The Agromyzidae genus Ophiomyia harbours species with widely divergent biologies. In many cases the larvae are borers, and are therefore of no immediate concern for us. A number of species mine in the bark of stout herbs, like Thalictrum Meadow-rue), Silene (Campion), Lathyrus (Pea), Lapsana (Nipplewort), Campanula (Bellflower); their mines often are quite long and narrow.

At the other extreme, a few species are full-blown leaf miners, like the one that gave the genus its name, because of its snakelike corridor mine: O. maura, a miner of Solidago virgaurea (Goldenrod)- (the Greek word ophis means snake).

 

Mines of this species (that occur also in the UK) are unmistakable by their extreme length (up to 40 cm, or so it is written), while they remain quite narrow from beginning to end, with small frass pellets set widely apart.

But there is a small group of species that more or less bridge the two extremes of borers and miners. They occur on the Compositae subfamily Liguleae, that is characterised by having milky latex and ligulate flowers. The larvae live in the hollow midribs of the leaves.

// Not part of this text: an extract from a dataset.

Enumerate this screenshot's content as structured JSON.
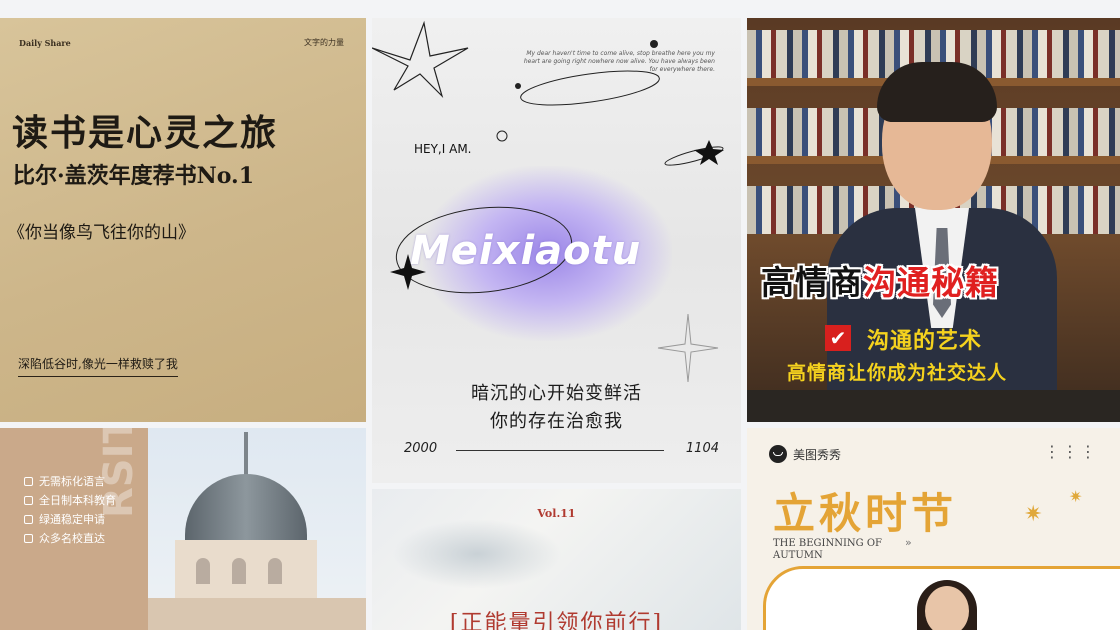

During daytime the larvae can mostly be found at the extreme base of the leaf, in the midrib.

 If you do not pick the leaves carefully enough, and leave a part of the leaf base on the plant, you mostly miss the larva (and the possibility of a definite identification). With a little experience you can, keeping the leaf against the light, recognise the larva's hiding place in the base of the midrib (here in Lapsana):

 
 

 

When you cut away the sclerotised tissue that caps of the larva's living tube, a relatively slender larva becomes visible, together with a black mass of frass (practically all frass of the whole mine if concentrated here):

 

 

 

 

 

Storing mines in a refrigerator actually simulates night for the larvae. After a while in the fridge you may find that they have left their dung heap hiding place, and start feeding.

Starting somewhere along the midrib (but mostly in the distal half of the leaf), the form irregular galleries. They also often make a long gallery on top of the midrib.

 

 O.maura mine on Sonchus (Sow-thistle)

 

O.maura mine on Taraxacum (Dandelion)

 

 

 

O.maura mine on Taraxacum (Dandelion)

 

The resulting mine may remind one of Scaptomyza flava, but that species doesn't live on Compositae.

 

 

 

However, they often have an uncanny resemblance with the mine of Liriomyza strigata, which is a very common and polyphagous miner (photo opposite, on Sonchus (Sow-thistle)).

 

 

 

 

Yet it is not difficult to tell the mines apart. The branches that diverge from the midrib are free of frass in Ophiomyia; only rarely a few traces are present at the place where the larve has left the midrib for foraging.

Liriomyza strigata on the contrary produces frass while it mines, and, like in most Liriomyza species, it is in long streaks (seen in the photo opposite).

Moreover, L. strigata larvae leave the mine shortly before pupation, while Ophiomyia pupates in its usual hiding place at the basis of the midrib.

Identification at the specific level is not so easy, as it has to be done on the shape of the mandibular teeth and the anterior spiraculum of the larva.

 

 

 

Images: Willem Ellis, 2004

 

Willem N. Ellis - July 2004
Newsletter of leafmines.co.uk                                                                                                          July 2004